I'm looking for an example implementation of a system using design patterns.
The best example would be something like a wash machine with button interface, a display, etc and then an approach how to apply design patterns to implement the system.
Do you know where can I find such simple examples?
It is unlikely that you will find a design pattern that fits a washing machine or any other fully completed device.
Design patterns are more commonly used to model interfaces and workings of small components.
I personally think that the Observer Pattern is highly illustrative of how a pattern can effectively be used in embedded systems.
First the pattern:
And here is an implementation:
So where might the Observer Pattern (aka Publish/Subscribe) be used? Anywhere an asynchronous event is to be handled from the oversvable (publisher) to the observer (subscriber). These might include:
- Interrupt triggers in general
- Timer events
- Input notifications from serial ports from all kinds: UART, SPI, I2C
- Even a Washing Machine: Rinse Cycle Complete Event notification.
Why use this or any other pattern?
The point of a pattern, or any abstraction for that matter, is the reduce component coupling. The Observer and Observable agree on a standard interface. Now each component can change their implementation without breaking code in the other component.
If a pattern does not provide this reduction in code coupling then it is possible that the pattern is not being used properly.
Patterns should fit their usage intuitively. In other words they should make sense. They should improve code readability and maintainability. It should also make testing easier since the unit can be encapsulated with interfaces and removed from its embedded environment.
The potential downside to code decoupling is reduced performance (maybe).
Thanks! The Observer Pattern looks easy to understand and with great use!

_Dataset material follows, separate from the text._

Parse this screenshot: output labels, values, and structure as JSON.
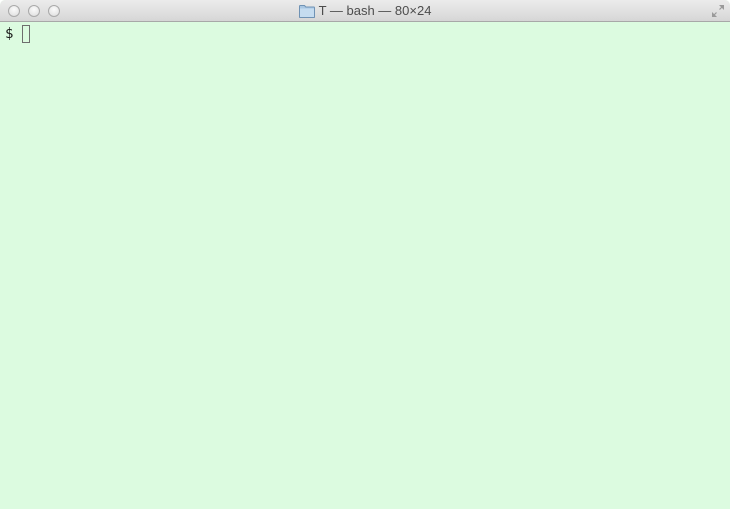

Design patterns haven't figured much into the simple embedded systems I've worked on - a wash machine would fall into that category. Simple embedded devices are event driven architectures where memory is statically allocated and the relationships between event producers and consumers is fixed and well understood. A pub-sub model between internal layers isn't something I see. At most I have seen dependency injection techniques where a device can be configured at build time to use one peripheral rather than another via a common interface. This kind of abstraction is useful for testing and code reuse but a waste of time unless you have to support a family of products that can use a variety of similar hardwares (ie: substituting a different display, camera, memory chip, serial byte stream from various media, etc.).